Opinion

Is coronavirus really a black swan event?

The coronavirus, although dangerous and scary, isn't some unpredictable event

The global spread of the coronavirus is making America more anxious by the day. And those deepening worries are reflected in the gyrating stock market. Both the long economic expansion and 2020 presidential race seem poised on a knife's edge. Politico reports, "Trump faces 'black swan' threat to the economy and reelection." The New Yorker puts it this way: "As Coronavirus Spreads, Stocks Fall Again and the White House Frets About a Black Swan."

But the coronavirus, although dangerous and scary, isn't some unpredictable, "Gosh, who woulda thunk it?" black swan. And employing that powerful metaphor lets governments evade their responsibility to keep us safe and avoid accountability if they fail.

Recall that the phrase "black swan" gained currency a decade ago during the Great Recession and aftermath. It provided a compelling way of thinking about the simultaneous crises in banking and housing. Those economic shocks elevated investor and mathematician Nassim Nicholas Taleb to global celebrity. His best-selling 2007 book about unpredictable events, The Black Swan, seemed eerily prescient of the terrible downturn starting later that year. More than that, it gave investors and academics a conceptual framework for thinking about potential risks that were both highly destructive and low probability.

Taleb's definition of a "black swan" synced perfectly with the global financial crisis: From his 2007 book: "First, it is an outlier, as it lies outside the realm of regular expectations, because nothing in the past can convincingly point to its possibility. Second, it carries an extreme 'impact.' Third, in spite of its outlier status, human nature makes us concoct explanations for its occurrence after the fact, making it explainable and predictable."

Nailed it. First, an imploding banking system and a nationwide decline in housing prices hadn't been seen since the Great Depression. Most experts thought a 21st century recurrence was impossible due to regulations and the structure of modern finance. Even Federal Reserve Chairman Ben Bernanke, a scholar of the Great Depression, initially underestimated the risk. Second, the impact was extremely bad, with a loss of more than $2 trillion in global economic growth. Third, the risks seemed obvious in hindsight: a housing bubble bordering on mania, complicated and novel financial products, and rising interest rates. But in real time, not so much. There's your textbook black swan.

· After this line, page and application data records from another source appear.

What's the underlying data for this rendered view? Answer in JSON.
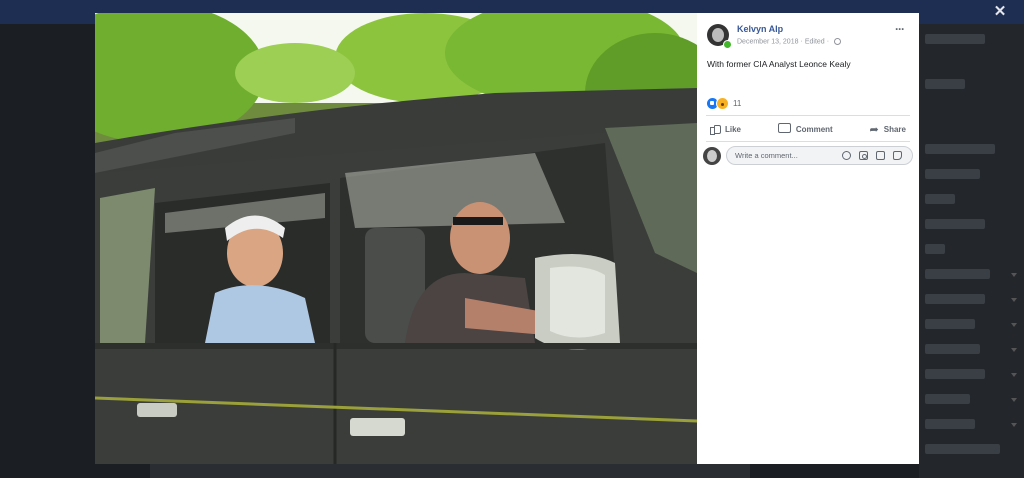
{
  "post": {
    "author": "Kelvyn Alp",
    "date": "December 13, 2018",
    "edited": "Edited",
    "separator": "·",
    "caption": "With former CIA Analyst Leonce Kealy",
    "more": "···",
    "reactions": {
      "count": "11",
      "types": [
        "like-icon",
        "wow-icon"
      ]
    }
  },
  "actions": {
    "like": "Like",
    "comment": "Comment",
    "share": "Share"
  },
  "comment_box": {
    "placeholder": "Write a comment..."
  },
  "viewer": {
    "close": "✕"
  },
  "colors": {
    "author_link": "#385898",
    "like_blue": "#1877f2",
    "wow_yellow": "#f7b125",
    "online_green": "#42b72a"
  }
}
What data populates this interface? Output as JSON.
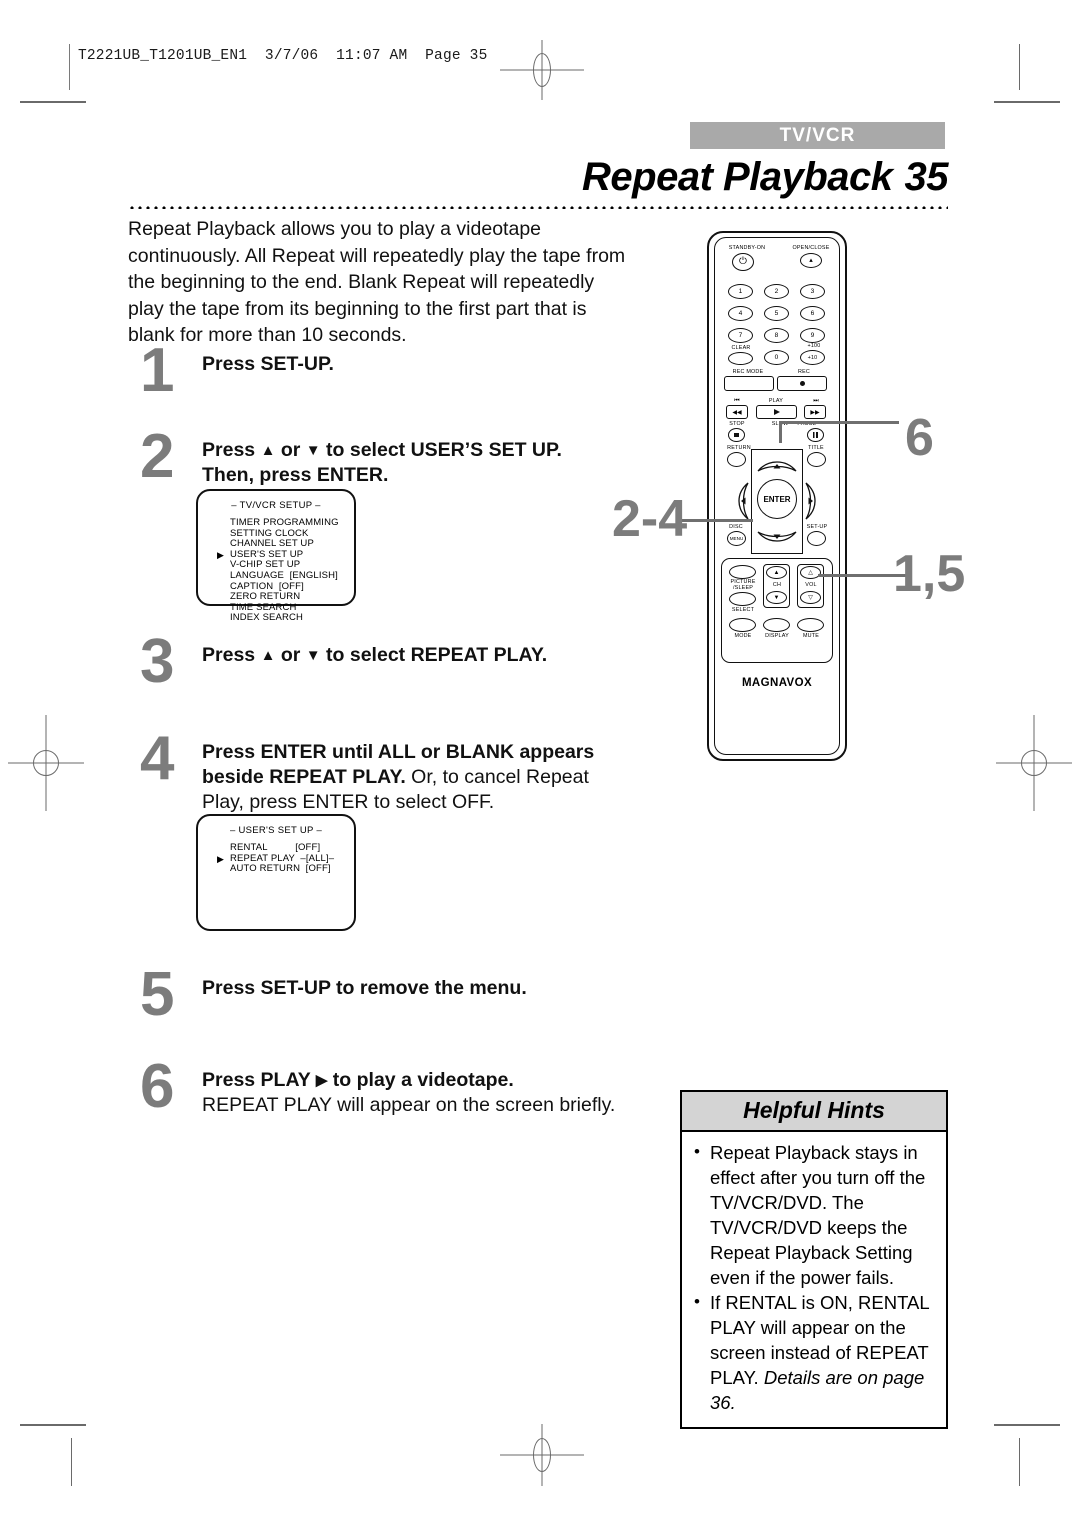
{
  "print_header": {
    "filestamp": "T2221UB_T1201UB_EN1  3/7/06  11:07 AM  Page 35"
  },
  "header": {
    "tab_label": "TV/VCR",
    "title": "Repeat Playback",
    "page_number": "35"
  },
  "intro": "Repeat Playback allows you to play a videotape continuously. All Repeat will repeatedly play the tape from the beginning to the end. Blank Repeat will repeatedly play the tape from its beginning to the first part that is blank for more than 10 seconds.",
  "steps": [
    {
      "num": "1",
      "text_html": "<b>Press SET-UP.</b>"
    },
    {
      "num": "2",
      "text_html": "<b>Press <span class=\"arrow-g\">▲</span> or <span class=\"arrow-g\">▼</span> to select USER’S SET UP.<br>Then, press ENTER.</b>"
    },
    {
      "num": "3",
      "text_html": "<b>Press <span class=\"arrow-g\">▲</span> or <span class=\"arrow-g\">▼</span> to select REPEAT PLAY.</b>"
    },
    {
      "num": "4",
      "text_html": "<b>Press ENTER until ALL or BLANK appears beside REPEAT PLAY.</b> Or, to cancel Repeat Play, press ENTER to select OFF."
    },
    {
      "num": "5",
      "text_html": "<b>Press SET-UP to remove the menu.</b>"
    },
    {
      "num": "6",
      "text_html": "<b>Press PLAY <span class=\"arrow-g\">▶</span> to play a videotape.</b><br>REPEAT PLAY will appear on the screen briefly."
    }
  ],
  "osd_menus": [
    {
      "title": "– TV/VCR SETUP –",
      "items": [
        {
          "label": "TIMER PROGRAMMING",
          "value": "",
          "selected": false
        },
        {
          "label": "SETTING CLOCK",
          "value": "",
          "selected": false
        },
        {
          "label": "CHANNEL SET UP",
          "value": "",
          "selected": false
        },
        {
          "label": "USER'S SET UP",
          "value": "",
          "selected": true
        },
        {
          "label": "V-CHIP SET UP",
          "value": "",
          "selected": false
        },
        {
          "label": "LANGUAGE  [ENGLISH]",
          "value": "",
          "selected": false
        },
        {
          "label": "CAPTION  [OFF]",
          "value": "",
          "selected": false
        },
        {
          "label": "ZERO RETURN",
          "value": "",
          "selected": false
        },
        {
          "label": "TIME SEARCH",
          "value": "",
          "selected": false
        },
        {
          "label": "INDEX SEARCH",
          "value": "",
          "selected": false
        }
      ]
    },
    {
      "title": "– USER'S SET UP –",
      "items": [
        {
          "label": "RENTAL          [OFF]",
          "value": "",
          "selected": false
        },
        {
          "label": "REPEAT PLAY  –[ALL]–",
          "value": "",
          "selected": true
        },
        {
          "label": "AUTO RETURN  [OFF]",
          "value": "",
          "selected": false
        }
      ]
    }
  ],
  "remote": {
    "brand": "MAGNAVOX",
    "labels": {
      "standby": "STANDBY-ON",
      "open_close": "OPEN/CLOSE",
      "clear": "CLEAR",
      "plus100": "+100",
      "plus10": "+10",
      "rec_mode": "REC MODE",
      "rec": "REC",
      "skip_back": "⏮",
      "skip_fwd": "⏭",
      "play": "PLAY",
      "rew": "◀◀",
      "ff": "▶▶",
      "stop": "STOP",
      "slow_pause": "SLOW — PAUSE",
      "return": "RETURN",
      "title": "TITLE",
      "enter": "ENTER",
      "disc": "DISC",
      "disc_menu": "MENU",
      "setup": "SET-UP",
      "picture_sleep": "PICTURE\n/SLEEP",
      "select": "SELECT",
      "ch": "CH",
      "vol": "VOL",
      "mode": "MODE",
      "display": "DISPLAY",
      "mute": "MUTE"
    },
    "keypad": [
      "1",
      "2",
      "3",
      "4",
      "5",
      "6",
      "7",
      "8",
      "9",
      "0"
    ]
  },
  "callouts": [
    {
      "id": "six",
      "label": "6"
    },
    {
      "id": "two-four",
      "label": "2-4"
    },
    {
      "id": "one-five",
      "label": "1,5"
    }
  ],
  "hints": {
    "heading": "Helpful Hints",
    "items_html": [
      "Repeat Playback stays in effect after you turn off the TV/VCR/DVD. The TV/VCR/DVD keeps the Repeat Playback Setting even if the power fails.",
      "If RENTAL is ON, RENTAL PLAY will appear on the screen instead of REPEAT PLAY. <i>Details are on page 36.</i>"
    ]
  },
  "colors": {
    "tab_gray": "#a9a9a9",
    "step_number_gray": "#7c7c7c",
    "hints_header_gray": "#d4d4d4"
  }
}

The coronavirus, on the other hand, is a bad fit for Taleb's definition. Yes, it is carrying an extreme impact, in terms of human lives, dislocation, and economic losses. But is the emergence of such a dangerous virus really an unpredictable outlier that suddenly swooped in from outside our "regular expectations?"

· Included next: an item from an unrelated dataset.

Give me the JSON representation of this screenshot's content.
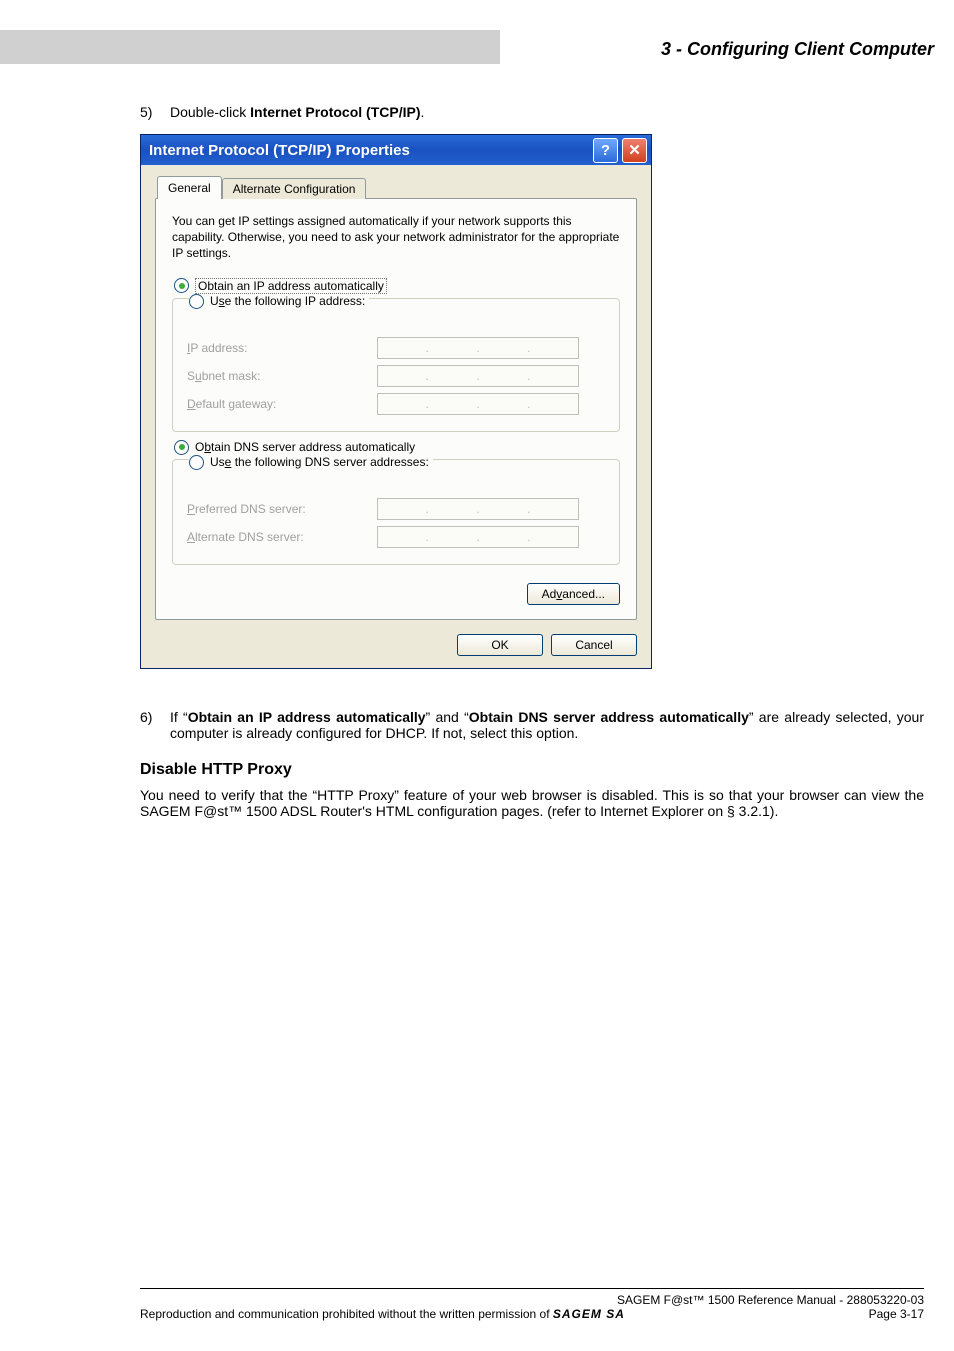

If asked, many American could easily cite several dangerous global outbreaks from the past two decades: SARS in 2004, H1N1 in 2009, and the Ebola outbreak in 2015.

And a good chunk of American popular culture this century — World War Z, 28 Days Later, The Walking Dead, The Last of Us — has revolved around the idea of a mysterious, apocalyptic virus — although it may turn you into a zombie after killing you. Our entire society has been soaking in this scenario. Take the 2011 Steven Soderbergh film, Contagion, starring Matt Damon and Gwyneth Paltrow. It grossed $135 million in the domestic box office and is currently one of the hottest films in the Warner Bros. library. The origin of the virus in that film even echoes what many scientists think occurred with the coronavirus. Hollywood wasn't making brainy thrillers about Wall Street mortgage derivatives in the early 2000s.

Moreover, in the years since the 2009 H1N1 flu outbreak, which killed more than 12,000 Americans, there have been numerous studies and public speeches from experts warning about a systemic lack of preparedness. A 2014 Department of Homeland Security study said the U.S. was ill-equipped to handle a pandemic. In 2018, the head of the World Health Organization warned, "A devastating epidemic could start in any country at any time and kill millions of people because we are still not prepared." Also in 2018, Microsoft cofounder Bill Gates said he had raised the issue of a "large and lethal" pandemic with President Trump.

For now, governments around the world, including America's, need to focus on containing the outbreak and finding a vaccine. But when it comes time to review their performance, loose talk about unpredictable black swans shouldn't be tolerated by any of us.

Want more essential commentary and analysis like this delivered straight to your inbox? Sign up for The Week's "Today's best articles" newsletter here.

More From...

Picture of James PethokoukisJames Pethokoukis
Read All
Inflation is now a real, serious threat to Biden
President Biden.
Opinion

Inflation is now a real, serious threat to Biden

Why Apple's $3 trillion valuation bodes well for us all
The Apple logo.
Opinion

Why Apple's $3 trillion valuation bodes well for us all

Is nuclear fusion finally for real?
Fusion.
Opinion

Is nuclear fusion finally for real?

Grateful for Jerome Powell?
Jerome Powell.
Opinion

Grateful for Jerome Powell?

Recommended

Fauci: It's too soon to say whether Omicron will hasten pandemic's end
Anthony Fauci
fingers crossed

Fauci: It's too soon to say whether Omicron will hasten pandemic's end

French lawmakers approve vaccine pass
French President Emmanuel Macron
vous shall not pass

French lawmakers approve vaccine pass

Djokovic forced to leave Australia after court upholds visa cancellation
Novak Djokovic
game, set, match

Djokovic forced to leave Australia after court upholds visa cancellation

Hundreds of students walk out of schools over Omicron concerns
Masked high school students
Too cool for school

Hundreds of students walk out of schools over Omicron concerns

Most Popular

Will 2022 bring another Miracle on Ice?
The Miracle on Ice.
Samuel Goldman

Will 2022 bring another Miracle on Ice?

Omicron may be headed for a sharp drop because so many people are infected
Dr. Janet Woodcock
Omicron Blues

Omicron may be headed for a sharp drop because so many people are infected

California deputy DA opposed to vaccine mandates dies of COVID-19
Kelly Ernby.
covid-19

California deputy DA opposed to vaccine mandates dies of COVID-19